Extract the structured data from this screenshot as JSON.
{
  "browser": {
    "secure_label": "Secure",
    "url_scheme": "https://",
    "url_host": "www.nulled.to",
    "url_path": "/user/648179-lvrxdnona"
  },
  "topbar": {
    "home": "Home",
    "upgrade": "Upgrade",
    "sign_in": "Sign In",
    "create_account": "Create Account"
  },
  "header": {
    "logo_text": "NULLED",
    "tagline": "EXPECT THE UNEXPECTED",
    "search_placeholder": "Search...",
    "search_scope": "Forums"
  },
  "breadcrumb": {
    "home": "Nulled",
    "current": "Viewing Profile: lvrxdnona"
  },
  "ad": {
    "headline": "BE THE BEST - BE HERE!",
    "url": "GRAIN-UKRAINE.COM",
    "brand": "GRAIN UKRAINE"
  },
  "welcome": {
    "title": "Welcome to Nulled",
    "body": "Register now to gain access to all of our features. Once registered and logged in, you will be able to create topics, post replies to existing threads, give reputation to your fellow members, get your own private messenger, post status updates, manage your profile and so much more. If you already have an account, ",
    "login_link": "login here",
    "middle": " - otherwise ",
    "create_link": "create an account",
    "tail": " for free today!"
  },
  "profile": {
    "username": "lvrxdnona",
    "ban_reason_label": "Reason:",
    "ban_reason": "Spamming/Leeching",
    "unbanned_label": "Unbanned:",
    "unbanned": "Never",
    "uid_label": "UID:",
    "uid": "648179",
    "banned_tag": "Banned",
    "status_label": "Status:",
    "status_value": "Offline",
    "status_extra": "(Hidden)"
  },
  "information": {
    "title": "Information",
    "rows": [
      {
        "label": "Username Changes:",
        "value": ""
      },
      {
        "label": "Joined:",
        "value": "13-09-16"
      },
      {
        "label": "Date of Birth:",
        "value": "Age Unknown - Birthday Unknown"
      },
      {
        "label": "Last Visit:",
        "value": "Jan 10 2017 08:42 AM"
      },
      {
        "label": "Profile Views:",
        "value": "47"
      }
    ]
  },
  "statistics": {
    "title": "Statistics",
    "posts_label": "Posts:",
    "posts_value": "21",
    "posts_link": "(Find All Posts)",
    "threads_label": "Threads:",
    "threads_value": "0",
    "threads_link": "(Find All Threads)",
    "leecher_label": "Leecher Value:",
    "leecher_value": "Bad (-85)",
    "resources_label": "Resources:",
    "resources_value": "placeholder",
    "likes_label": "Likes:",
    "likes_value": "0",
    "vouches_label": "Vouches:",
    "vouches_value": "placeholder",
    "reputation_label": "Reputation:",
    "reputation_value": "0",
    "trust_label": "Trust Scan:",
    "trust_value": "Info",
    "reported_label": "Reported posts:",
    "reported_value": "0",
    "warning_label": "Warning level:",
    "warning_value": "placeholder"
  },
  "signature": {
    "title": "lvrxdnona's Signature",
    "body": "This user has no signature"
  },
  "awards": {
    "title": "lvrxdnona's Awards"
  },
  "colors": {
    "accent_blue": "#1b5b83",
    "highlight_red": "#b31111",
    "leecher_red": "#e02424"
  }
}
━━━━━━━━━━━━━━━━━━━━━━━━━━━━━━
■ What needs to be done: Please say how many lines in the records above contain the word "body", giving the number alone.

■ Answer space: 2